To quantify these forces, we estimate the model parameters and calibrate the model to current-day Mexico as a reference equilibrium. In particular, we estimate the intensity of the within and cross-sector spillovers using an approach that combines model-based indirect inference with the exclusion restrictions of our IVs. We find that both within and cross-sector agglomeration economies are necessary to rationalise the observed local effects of tourism on Mexican regions, while accounting for a host of neoclassical linkages between tourism and manufacturing that the model captures. In addition to the conventional within-manufacturing agglomeration economies, we find that tourism – through its effect on the development of the local services sector – leads to positive spillovers on local traded goods production.

Findings

Armed with the model parameters and a number of observed moments in our data, we proceed to explore general equilibrium counterfactuals. We find that tourism causes significant gains to the average Mexican household that are in the order of 4.8% of household consumption after taking into account the cost of tax-financed investments in Mexican tourism development over the past decades. About 40% of these gains are driven by international tourism, and the remainder by domestic tourism across Mexican regions.

Turning to the underlying channels, we find that about 60% of the observed effect on local GDP can be explained by neoclassical forces, including the direct effect due to local tourism expenditures and indirect effects on other sectors through migration and input-output linkages. The remainder of the local effect on GDP is driven by gains in local manufacturing activity due to both cross and within-sector agglomeration forces. In the aggregate, however, we find that these spillover effects contribute relatively little (about one tenth) to the estimated welfare gains.
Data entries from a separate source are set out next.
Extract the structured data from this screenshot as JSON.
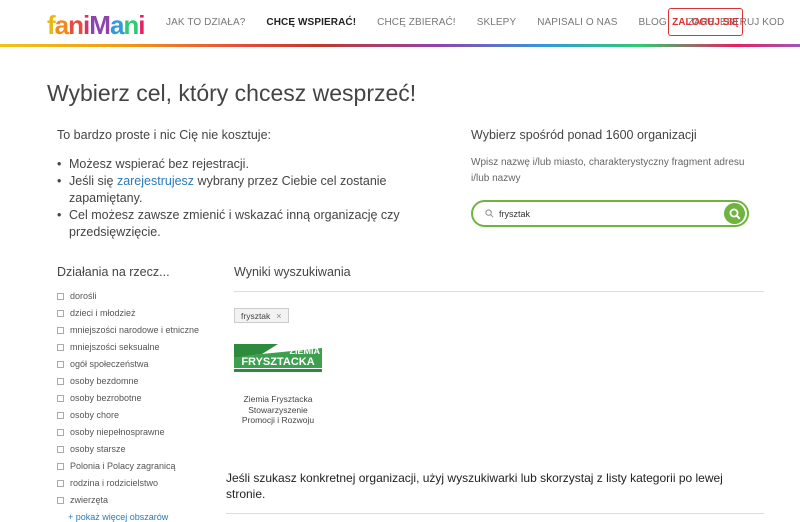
{
  "logo": {
    "text": "faniMani"
  },
  "nav": {
    "items": [
      {
        "label": "JAK TO DZIAŁA?"
      },
      {
        "label": "CHCĘ WSPIERAĆ!"
      },
      {
        "label": "CHCĘ ZBIERAĆ!"
      },
      {
        "label": "SKLEPY"
      },
      {
        "label": "NAPISALI O NAS"
      },
      {
        "label": "BLOG"
      },
      {
        "label": "ZAREJESTRUJ KOD"
      }
    ],
    "login_label": "ZALOGUJ SIĘ"
  },
  "page_title": "Wybierz cel, który chcesz wesprzeć!",
  "intro": {
    "lead": "To bardzo proste i nic Cię nie kosztuje:",
    "bullet1": "Możesz wspierać bez rejestracji.",
    "bullet2_pre": "Jeśli się ",
    "bullet2_link": "zarejestrujesz",
    "bullet2_post": " wybrany przez Ciebie cel zostanie zapamiętany.",
    "bullet3": "Cel możesz zawsze zmienić i wskazać inną organizację czy przedsięwzięcie."
  },
  "search": {
    "title": "Wybierz spośród ponad 1600 organizacji",
    "hint": "Wpisz nazwę i/lub miasto, charakterystyczny fragment adresu i/lub nazwy",
    "value": "frysztak"
  },
  "sidebar": {
    "title": "Działania na rzecz...",
    "categories": [
      "dorośli",
      "dzieci i młodzież",
      "mniejszości narodowe i etniczne",
      "mniejszości seksualne",
      "ogół społeczeństwa",
      "osoby bezdomne",
      "osoby bezrobotne",
      "osoby chore",
      "osoby niepełnosprawne",
      "osoby starsze",
      "Polonia i Polacy zagranicą",
      "rodzina i rodzicielstwo",
      "zwierzęta"
    ],
    "more_label": "+ pokaż więcej obszarów"
  },
  "results": {
    "title": "Wyniki wyszukiwania",
    "tag": "frysztak",
    "org": {
      "logo_text_top": "ZIEMIA",
      "logo_text_bottom": "FRYSZTACKA",
      "name": "Ziemia Frysztacka Stowarzyszenie Promocji i Rozwoju"
    },
    "note": "Jeśli szukasz konkretnej organizacji, użyj wyszukiwarki lub skorzystaj z listy kategorii po lewej stronie."
  },
  "colors": {
    "accent_green": "#6fb43f",
    "login_red": "#dd3333",
    "link_blue": "#2a7ab8"
  }
}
That is, while the presence of within and cross-sector spillovers reinforce one another leading to the large observed re-allocations of economic activity towards touristic regions, we find that they largely offset one another at the aggregate level, so that the aggregate gains from trade in tourism are mainly driven by a classical market integration effect.
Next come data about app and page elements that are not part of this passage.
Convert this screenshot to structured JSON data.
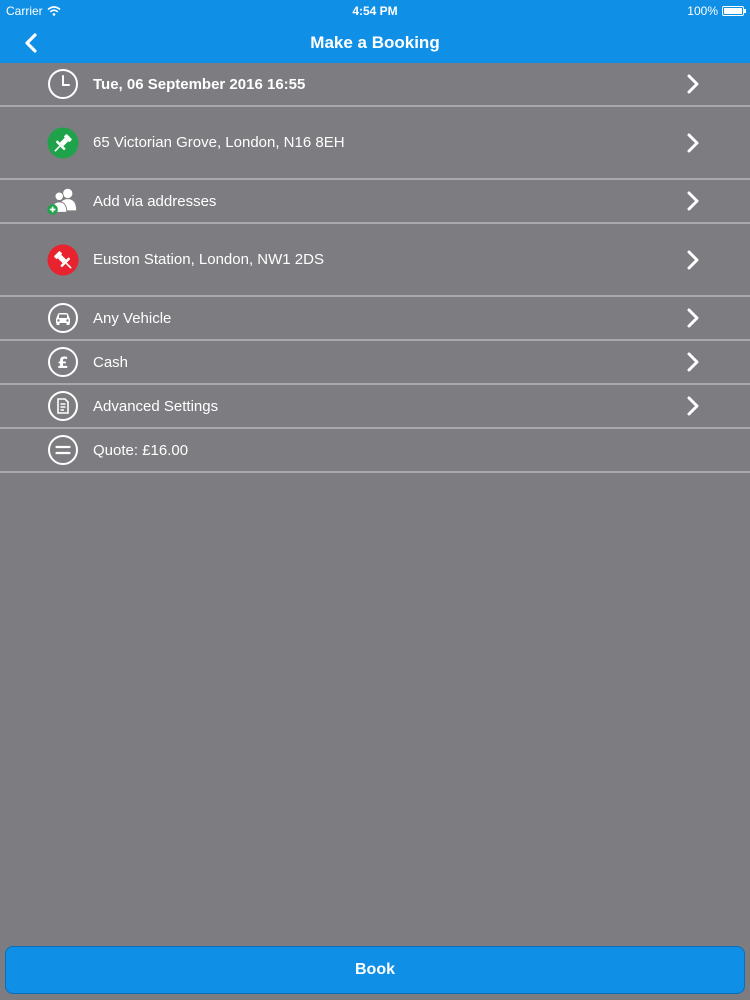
{
  "status_bar": {
    "carrier": "Carrier",
    "time": "4:54 PM",
    "battery": "100%"
  },
  "nav": {
    "title": "Make a Booking"
  },
  "rows": [
    {
      "label": "Tue, 06 September 2016 16:55",
      "icon": "clock-icon"
    },
    {
      "label": "65 Victorian Grove, London, N16 8EH",
      "icon": "pickup-pin-icon",
      "icon_color": "#1fa34a"
    },
    {
      "label": "Add via addresses",
      "icon": "add-people-icon",
      "icon_color": "#1fa34a"
    },
    {
      "label": "Euston Station, London, NW1 2DS",
      "icon": "dropoff-pin-icon",
      "icon_color": "#e8232f"
    },
    {
      "label": "Any Vehicle",
      "icon": "car-icon"
    },
    {
      "label": "Cash",
      "icon": "pound-icon"
    },
    {
      "label": "Advanced Settings",
      "icon": "document-settings-icon"
    },
    {
      "label": "Quote: £16.00",
      "icon": "quote-icon"
    }
  ],
  "book": {
    "label": "Book"
  },
  "colors": {
    "header": "#0f8fe6",
    "background": "#7d7c80",
    "divider": "#a9a8ac"
  }
}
Concluding remarks

To conclude, we hope that our analysis can serve to inform currently ongoing policy debates and future research in two main ways.

  • First, we provide credible empirical evidence on the long-term effects of tourism activity on economic outcomes, both locally and in the aggregate. Given that most of the current tourism policies are targeted at improving the local attractiveness for tourism through public investments, as captured in our model, our results on the implications of tourism integration are directly related to these policies.
  • Second, this research provides a methodology combining empirical evidence with a spatial equilibrium model that can be useful to study the propagation of localised and sector-specific economic shocks to aggregate outcomes in other empirical contexts of interest.

References

Ahlfeldt, G M, S J Redding, D M Sturm and N Wolf (2015), “The economics of density: Evidence from the Berlin wall”, Econometrica 83(6): 2127–2189.

Allen, T and C Arkolakis (2014), “Trade and the topography of the spatial economy”, Quarterly Journal of Economics 129(3): 1085–1139.

Copeland, B R (1991), “Tourism, welfare and de-industrialization in a small open economy”, Economica 58: 515–529.

Faber, B and C Gaubert (2017), “Tourism and economic development: Evidence from Mexico’s coastline”, NBER Working Paper No. 22300.

Hawkins, D E and S Mann (2007), “The World Bank’s role in tourism development”, Annals of Tourism Research 34(2): 348–363.

Endnotes

[1] These figures are based on UNCTAD statistics.

[2] See, for example, Hawkins (2007) for a review of tourism policies.

Tourism Mexico Economic development Globalisation Spillovers Agglomeration economies